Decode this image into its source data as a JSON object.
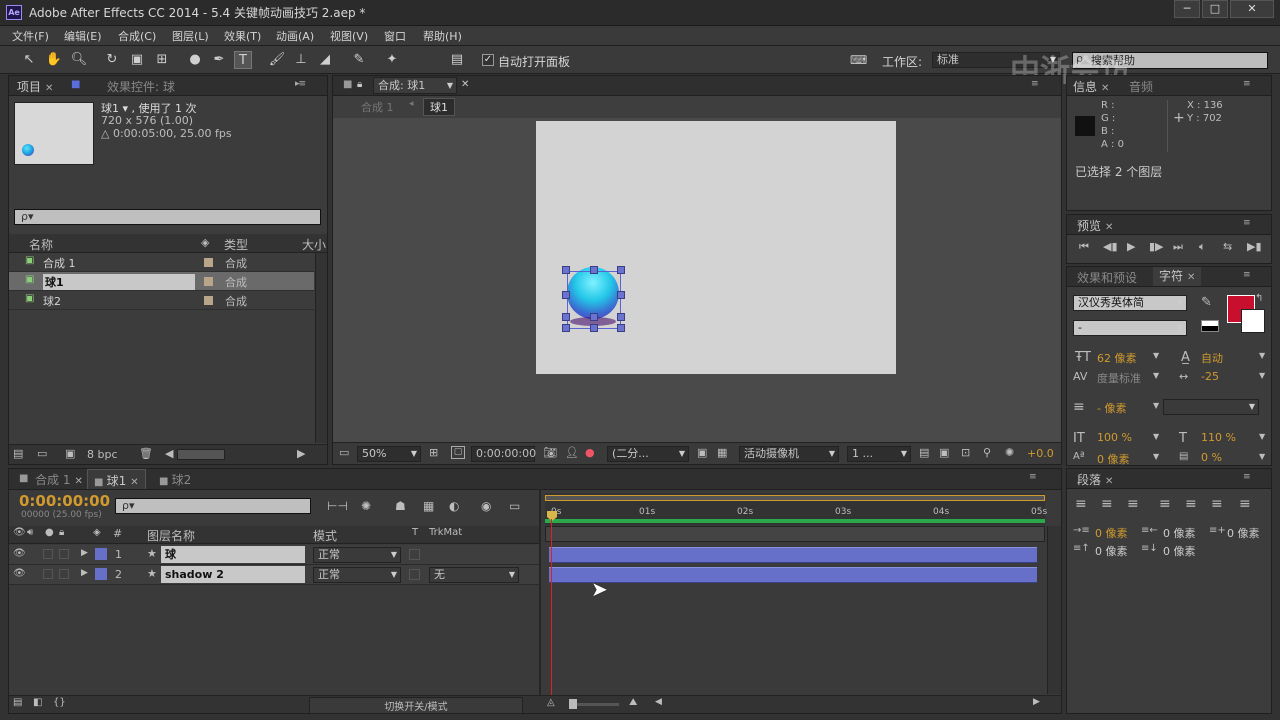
{
  "window": {
    "title": "Adobe After Effects CC 2014 - 5.4 关键帧动画技巧 2.aep *",
    "app_icon": "Ae",
    "minimize": "─",
    "maximize": "□",
    "close": "✕"
  },
  "menu": [
    "文件(F)",
    "编辑(E)",
    "合成(C)",
    "图层(L)",
    "效果(T)",
    "动画(A)",
    "视图(V)",
    "窗口",
    "帮助(H)"
  ],
  "toolbar": {
    "auto_open_label": "自动打开面板",
    "workspace_label": "工作区:",
    "workspace_value": "标准",
    "search_help": "搜索帮助",
    "watermark": "中浙会访"
  },
  "project_panel": {
    "tab_project": "项目",
    "tab_effects": "效果控件: 球",
    "selected_name": "球1 ▾ , 使用了 1 次",
    "selected_size": "720 x 576 (1.00)",
    "selected_duration": "△ 0:00:05:00, 25.00 fps",
    "search_placeholder": "ρ▾",
    "col_name": "名称",
    "col_type": "类型",
    "col_size": "大小",
    "items": [
      {
        "name": "合成 1",
        "type": "合成"
      },
      {
        "name": "球1",
        "type": "合成"
      },
      {
        "name": "球2",
        "type": "合成"
      }
    ],
    "bpc": "8 bpc"
  },
  "comp_panel": {
    "tab": "合成: 球1",
    "breadcrumb_parent": "合成 1",
    "breadcrumb_current": "球1",
    "zoom": "50%",
    "timecode": "0:00:00:00",
    "resolution": "(二分...",
    "camera": "活动摄像机",
    "views": "1 ...",
    "exposure": "+0.0"
  },
  "info_panel": {
    "tab_info": "信息",
    "tab_audio": "音频",
    "r": "R :",
    "g": "G :",
    "b": "B :",
    "a": "A : 0",
    "x": "X : 136",
    "y": "Y : 702",
    "selection": "已选择 2 个图层"
  },
  "preview_panel": {
    "tab": "预览"
  },
  "char_panel": {
    "tab_effects": "效果和预设",
    "tab_char": "字符",
    "font": "汉仪秀英体简",
    "style": "-",
    "size": "62 像素",
    "leading": "自动",
    "kerning": "度量标准",
    "tracking": "-25",
    "stroke": "- 像素",
    "vscale": "100 %",
    "hscale": "110 %",
    "baseline": "0 像素",
    "tsume": "0 %",
    "fill_color": "#c8102e"
  },
  "para_panel": {
    "tab": "段落",
    "indent1": "0 像素",
    "indent2": "0 像素",
    "indent3": "0 像素",
    "space1": "0 像素",
    "space2": "0 像素"
  },
  "timeline": {
    "tabs": [
      "合成 1",
      "球1",
      "球2"
    ],
    "timecode": "0:00:00:00",
    "timecode_sub": "00000 (25.00 fps)",
    "search_placeholder": "ρ▾",
    "col_num": "#",
    "col_layer": "图层名称",
    "col_mode": "模式",
    "col_t": "T",
    "col_trkmat": "TrkMat",
    "layers": [
      {
        "num": "1",
        "name": "球",
        "mode": "正常",
        "trkmat": ""
      },
      {
        "num": "2",
        "name": "shadow 2",
        "mode": "正常",
        "trkmat": "无"
      }
    ],
    "ruler": [
      "0s",
      "01s",
      "02s",
      "03s",
      "04s",
      "05s"
    ],
    "toggle_label": "切换开关/模式"
  }
}
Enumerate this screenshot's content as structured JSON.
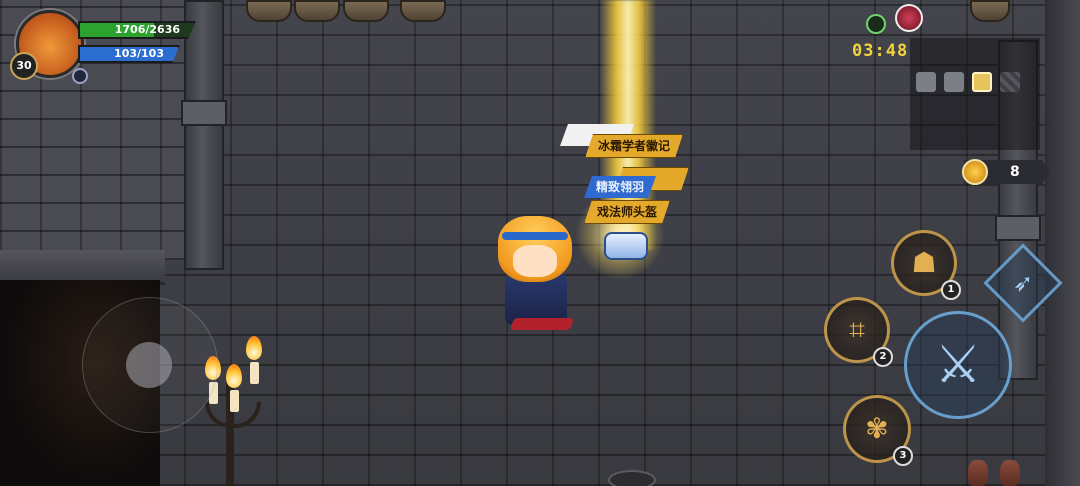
{
  "player": {
    "level": "30",
    "hp": "1706/2636",
    "hp_fraction": 0.647,
    "mp": "103/103",
    "mp_fraction": 1.0
  },
  "timer": "03:48",
  "coins": "8",
  "loot_labels": [
    "冰霜学者徽记",
    "精致翎羽",
    "戏法师头盔"
  ],
  "skills": [
    {
      "number": "1",
      "icon": "summon-icon"
    },
    {
      "number": "2",
      "icon": "net-icon"
    },
    {
      "number": "3",
      "icon": "beetle-icon"
    }
  ],
  "icons": {
    "attack": "sword-icon",
    "dodge": "dash-icon",
    "timer": "stopwatch-icon",
    "boss": "boss-icon",
    "coin": "crown-coin-icon"
  },
  "colors": {
    "hp": "#2da32f",
    "mp": "#2c6ed0",
    "timer": "#f2d23d",
    "skill_ring": "#e2b052",
    "attack_ring": "#6eaadc"
  }
}
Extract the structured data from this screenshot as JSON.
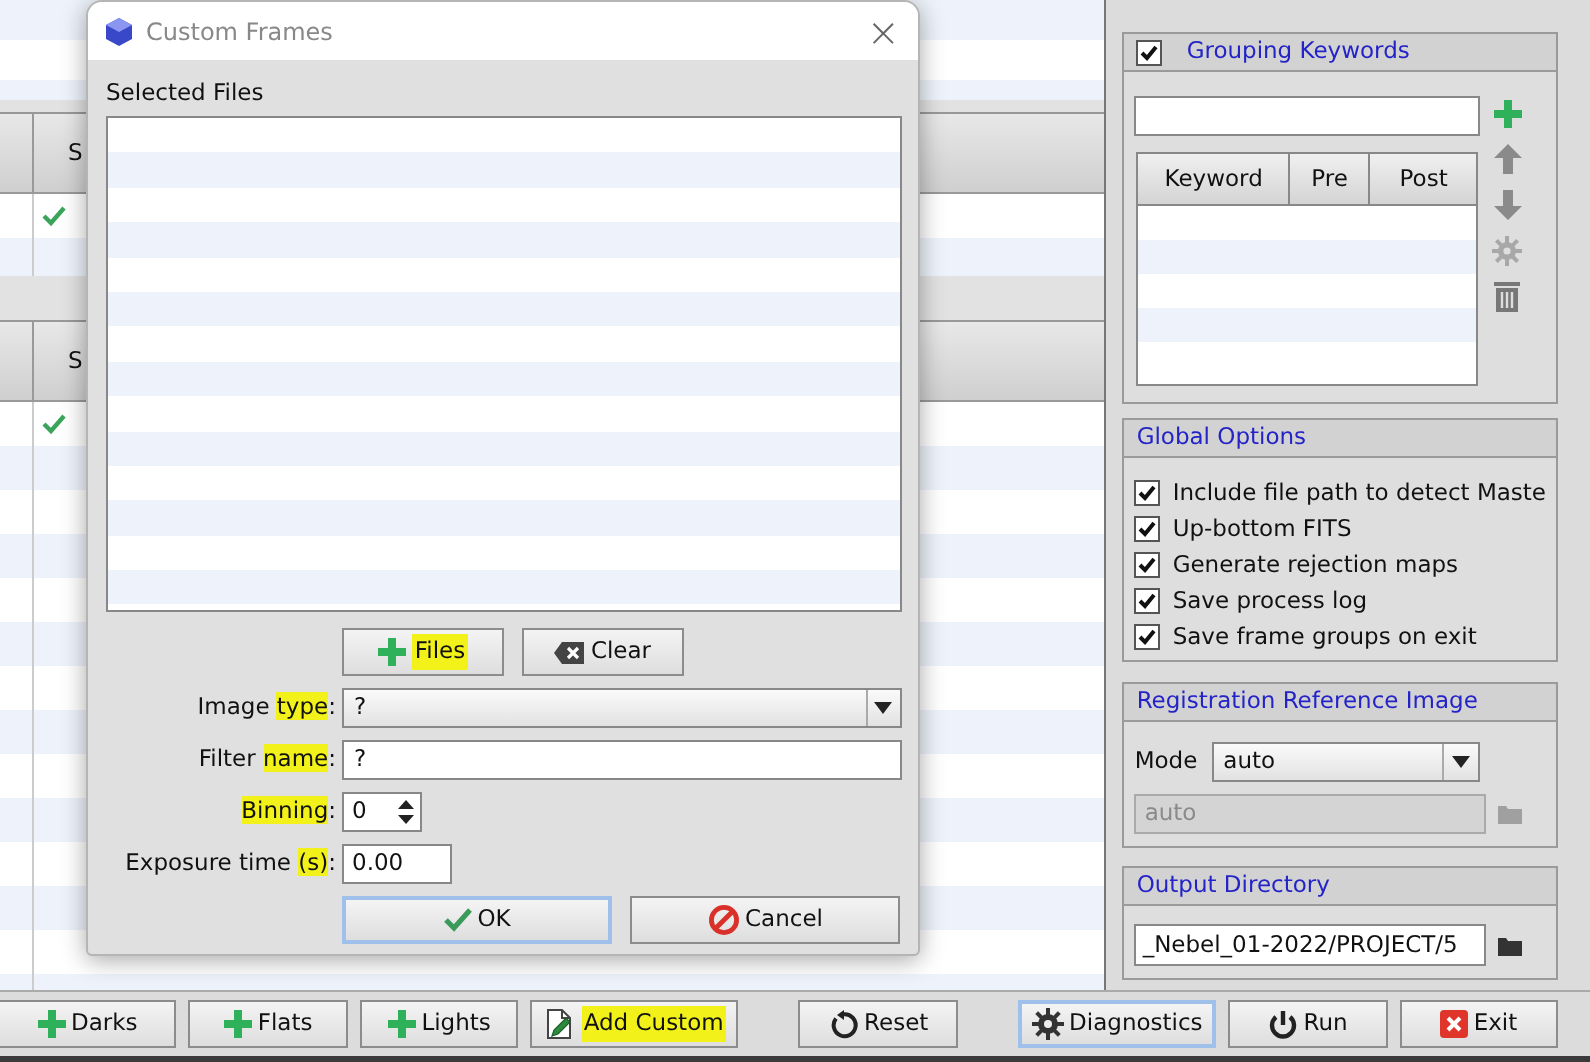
{
  "background": {
    "tables": [
      {
        "header": "S",
        "rows": [
          {
            "checked": true
          }
        ]
      },
      {
        "header": "S",
        "rows": [
          {
            "checked": true
          }
        ]
      }
    ]
  },
  "right_panel": {
    "grouping_keywords": {
      "title": "Grouping Keywords",
      "checked": true,
      "columns": [
        "Keyword",
        "Pre",
        "Post"
      ]
    },
    "global_options": {
      "title": "Global Options",
      "options": [
        {
          "label": "Include file path to detect Maste",
          "checked": true
        },
        {
          "label": "Up-bottom FITS",
          "checked": true
        },
        {
          "label": "Generate rejection maps",
          "checked": true
        },
        {
          "label": "Save process log",
          "checked": true
        },
        {
          "label": "Save frame groups on exit",
          "checked": true
        }
      ]
    },
    "registration_reference_image": {
      "title": "Registration Reference Image",
      "mode_label": "Mode",
      "mode": "auto",
      "file": "auto",
      "file_disabled": true
    },
    "output_directory": {
      "title": "Output Directory",
      "path": "_Nebel_01-2022/PROJECT/5"
    }
  },
  "toolbar": {
    "buttons": [
      {
        "label": "Darks",
        "kind": "plus",
        "highlighted": false,
        "focused": false
      },
      {
        "label": "Flats",
        "kind": "plus",
        "highlighted": false,
        "focused": false
      },
      {
        "label": "Lights",
        "kind": "plus",
        "highlighted": false,
        "focused": false
      },
      {
        "label": "Add Custom",
        "kind": "file-pencil",
        "highlighted": true,
        "focused": false
      },
      {
        "label": "Reset",
        "kind": "reset",
        "highlighted": false,
        "focused": false
      },
      {
        "label": "Diagnostics",
        "kind": "gear",
        "highlighted": false,
        "focused": true
      },
      {
        "label": "Run",
        "kind": "power",
        "highlighted": false,
        "focused": false
      },
      {
        "label": "Exit",
        "kind": "exit",
        "highlighted": false,
        "focused": false
      }
    ]
  },
  "dialog": {
    "title": "Custom Frames",
    "close": "×",
    "files_label": "Selected Files",
    "list_buttons": [
      {
        "label": "Files",
        "kind": "plus",
        "highlighted": true,
        "focused": false
      },
      {
        "label": "Clear",
        "kind": "eraser",
        "highlighted": false,
        "focused": false
      }
    ],
    "fields": [
      {
        "kind": "select",
        "label": [
          {
            "text": "Image ",
            "highlighted": false
          },
          {
            "text": "type",
            "highlighted": true
          },
          {
            "text": ":",
            "highlighted": false
          }
        ],
        "value": "?"
      },
      {
        "kind": "text",
        "label": [
          {
            "text": "Filter ",
            "highlighted": false
          },
          {
            "text": "name",
            "highlighted": true
          },
          {
            "text": ":",
            "highlighted": false
          }
        ],
        "value": "?"
      },
      {
        "kind": "spin",
        "label": [
          {
            "text": "Binning",
            "highlighted": true
          },
          {
            "text": ":",
            "highlighted": false
          }
        ],
        "value": "0"
      },
      {
        "kind": "number",
        "label": [
          {
            "text": "Exposure time ",
            "highlighted": false
          },
          {
            "text": "(s)",
            "highlighted": true
          },
          {
            "text": ":",
            "highlighted": false
          }
        ],
        "value": "0.00"
      }
    ],
    "buttons": [
      {
        "label": "OK",
        "kind": "check",
        "highlighted": false,
        "focused": true
      },
      {
        "label": "Cancel",
        "kind": "cancel",
        "highlighted": false,
        "focused": false
      }
    ]
  }
}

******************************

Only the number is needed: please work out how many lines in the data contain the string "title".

§ **Answer for the task**
6